It’s getting really tiresome, all this talk about bubbles: dotcom bubbles, housing bubbles, asset bubbles, commodity bubbles, equity bubbles, everyone of them no different than the bubbles blown by little boys farting in a bathtub.
All these little bubbles prove that corporatism is a form of dementia that stumbles from bubble to bubble until bubbles run out, and then it starts a war someplace to cut its losses.
Bubble pursuit is little more than mob psychology at work. The mob that springs up around a speculative bubble is like a class of fifth graders when a substitute teacher shows up. Discipline and order go out the window.
As Chuck Prince, the head of Citigroup, explained, “When the music stops, in terms of liquidity, things will get complicated. But as long as the music is playing, you’ve got to dance.”
Immaturity is habit forming, the easy money that pours from a bubble before it pops, addictive. Greed reduces the strongest of men to a babbling idiot. The result is the emergence of a capitalism that is more burlesque than rational asset allocation, a sad spectacle of an aged stripper bumping and grinding her distended belly in a vain effort to conjure up the eroticism of youth.

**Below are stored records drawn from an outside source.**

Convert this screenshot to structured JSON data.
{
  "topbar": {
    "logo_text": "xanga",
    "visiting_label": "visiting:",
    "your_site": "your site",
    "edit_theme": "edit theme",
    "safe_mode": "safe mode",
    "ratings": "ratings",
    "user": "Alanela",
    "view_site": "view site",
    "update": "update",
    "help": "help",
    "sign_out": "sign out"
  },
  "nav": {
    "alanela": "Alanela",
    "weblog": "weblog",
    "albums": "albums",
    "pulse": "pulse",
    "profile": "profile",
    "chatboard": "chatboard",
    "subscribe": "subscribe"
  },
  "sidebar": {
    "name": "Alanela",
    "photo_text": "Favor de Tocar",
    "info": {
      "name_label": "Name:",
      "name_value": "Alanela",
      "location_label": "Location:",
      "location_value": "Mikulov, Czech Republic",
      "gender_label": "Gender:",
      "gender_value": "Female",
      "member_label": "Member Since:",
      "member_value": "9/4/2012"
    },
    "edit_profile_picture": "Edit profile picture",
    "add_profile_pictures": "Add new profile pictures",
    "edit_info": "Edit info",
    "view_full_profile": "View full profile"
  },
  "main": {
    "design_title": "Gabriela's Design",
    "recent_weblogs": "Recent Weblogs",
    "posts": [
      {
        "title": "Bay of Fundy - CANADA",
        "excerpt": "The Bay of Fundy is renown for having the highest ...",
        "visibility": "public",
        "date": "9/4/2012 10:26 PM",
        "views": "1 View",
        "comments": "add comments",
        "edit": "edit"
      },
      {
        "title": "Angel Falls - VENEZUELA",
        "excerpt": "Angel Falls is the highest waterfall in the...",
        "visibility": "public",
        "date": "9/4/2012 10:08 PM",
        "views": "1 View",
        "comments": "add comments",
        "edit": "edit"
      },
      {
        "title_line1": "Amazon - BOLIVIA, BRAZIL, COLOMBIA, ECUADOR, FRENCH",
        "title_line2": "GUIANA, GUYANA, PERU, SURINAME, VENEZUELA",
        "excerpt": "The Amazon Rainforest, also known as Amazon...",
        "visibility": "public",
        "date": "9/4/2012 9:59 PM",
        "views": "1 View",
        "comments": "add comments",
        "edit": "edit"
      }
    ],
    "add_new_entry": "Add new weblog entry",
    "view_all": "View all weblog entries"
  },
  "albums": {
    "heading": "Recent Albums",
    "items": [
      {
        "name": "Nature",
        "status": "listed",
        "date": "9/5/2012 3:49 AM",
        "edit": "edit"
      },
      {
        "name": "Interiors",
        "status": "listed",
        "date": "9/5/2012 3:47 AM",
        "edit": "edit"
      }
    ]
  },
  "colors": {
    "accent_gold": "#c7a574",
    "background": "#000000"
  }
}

All of the bubbles must be constantly inflated to support the meta-bubble that depends on them all. According to one writer,
Consumer civilization is the ultimate bubble, the extrication of individual desires for growing material comfort from the Earth’s intrinsic ability to support billions—and then even additional billions yet to join us--addicted to scurrying around on four wheels to do some more shopping. All other bubbles are mere epiphenomena of this fundamental misreading.
Consumer spending constitutes seventy percent of our GDP. Red ink kept that one afloat. But with plastic maxed out and homes mired in negative equity, our meta-bubble is slowly deflating.
The beauty of this is that whatever lessons our corporatists learn from the current crisis will be quickly forgotten when the next bubble begins to rise in the east.
The child lives in the pinprick “now.” In this eternal present, experience is a dead albatross that is more curse than blessing. The moment the child enters the world of speculative finance, he sheds the corpse.
But when you get right down to it, George, life is a fucking bubble—you’re born, you inflate and one day, you pop.
So, why sweat it?